1. A radial probability density function for an electron orbit

$$f(r) = Nr^2e^{-\frac{2r}{a}}$$

I feel that the easiest way to think of this curve is to first consider the curves $r^2$ and $e^-r$ separately, then consider the shape of the curve produced when multiplying the two together.

$r^2$ grows with r whilst $e^{-r}$decays to 0 with increasing r

when r is very small $e^{-r}$ $\approx$ 1, therefore the curve is effectively $r^2$.
when r $\to \infty$ $e^{-r} \to 0$, when we multiply the two numbers together a very small number will therefore result.

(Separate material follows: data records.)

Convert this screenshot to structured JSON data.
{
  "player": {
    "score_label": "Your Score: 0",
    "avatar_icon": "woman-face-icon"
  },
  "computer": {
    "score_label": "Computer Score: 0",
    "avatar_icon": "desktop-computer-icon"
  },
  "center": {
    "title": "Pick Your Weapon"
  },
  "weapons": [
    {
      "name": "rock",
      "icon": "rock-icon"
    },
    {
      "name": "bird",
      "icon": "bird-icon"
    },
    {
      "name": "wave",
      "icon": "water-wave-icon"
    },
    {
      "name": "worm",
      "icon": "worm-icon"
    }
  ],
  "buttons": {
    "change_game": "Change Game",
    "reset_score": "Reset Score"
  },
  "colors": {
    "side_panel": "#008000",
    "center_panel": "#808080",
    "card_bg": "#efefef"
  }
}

At r = 0, f(r) = f(0) = 0

at f(r) = 0
either $r^2$= 0 therefore r = 0
or $e^{\frac{-2r}{a}} = 0$ therefore r =$\ln(0) = \infty$
as r $\to \infty f(r) \to 0$

If we now differentiate the function we will be able to find its turning points

$\frac{d}{dr} Nr^2e^{-\frac{2r}{a}}$= $2Nr(1 - \frac{r}{a})e^{\frac{-2r}{a}}$

When $\frac{d}{dr}$ = 0 we find r =0, r= a and r = $\infty$

If we now differentiate once more to determine the nature of each of the turning points we find that:

$\frac{d^2f}{dr^2}= \frac{d}{dr}2Nr(1 - \frac{r}{a})e^{\frac{-2r}{a}}$
=$2(1-\frac{r}{a} + )(2r)(\frac{-1}{a}))Ne^{\frac{-2r}{a}} + (\frac{-2}{a}(2r)(1 - \frac{r}{a})Ne^{\frac{-2r}{a}}$

at r = 0 $\frac{d^2f}{dr^2}=2N$ which is greater than 0, therefore r = 0 is a minimum

at r = $\infty$ $\frac{d^2f}{dr^2}= 0$

at r = a $\frac{d^2f}{dr^2}=-2Ne^{-2}$ which is less than 0, therefore r = a is a maximum.

From the above information we can deduce the general shape of f(r) as shown below.
(Note: The graph below has been plotted assuming all constants equal 1 )

2. Potential energy for the vibrational modes of ammonium

$$V(x)=\frac{1}{2}kx^2+be^{-ax^2}$$

When x is very small $v(x) \approx be^{-ax^2}$
and when x is large $e^{-ac^2} \to 0$, v(x) $\approx \frac{1}{2}kx^2$

when x = 0, v(0) = b
by inspection it can be deduced that v(x) can never reach 0 as $be^{-ax^2}$ is always greater than 0 and $\frac{1}{2}kx^2$ is greater than 0 at all x except x=0, but at this point $be^{-ax^2}$= b

as x $\to \infty$ v(x) $\to \frac{1}{2}kx^2 \to \infty$

If we now differentiate the function we will be able to determine its turning points.

$\frac{dv}{dx} = xk - 2abxe^{-ax^2} = x(k-2abe^{-ax^2})$

when $\frac{dv}{dx}$ = 0 we find x = 0 and
$(k-2abe^{-ax^2}) =0$
therefore x = $\sqrt(\frac{-1}{a}\ln(\frac{k}{2ab})$

If we now differentiate once more to determine the nature of each of the turning points we find that:

$\frac{d^2v}{dx^2}= k - 2abe^{-ax^2} + 4a^2bx^2e^{-ax^2}$

at x = 0, $\frac{d^2v}{dx^2}= k- 2ab$ , the nature of this turning point will therefore depend on the relative magnitudes of the constants a,b and k. If k is greater than 2ab, x=0 will be a minimum but if 2ab is greater than k it will be a minimum.

at x=$\sqrt(\frac{-1}{a}\ln(\frac{k}{2ab})$ we should expect a minimum (or possibly a point of inflexion) as a consequence of the fact that as there are only two turning points and as x $\to \infty$ $v(x) \to \infty$(it therefore cannot be a maximum).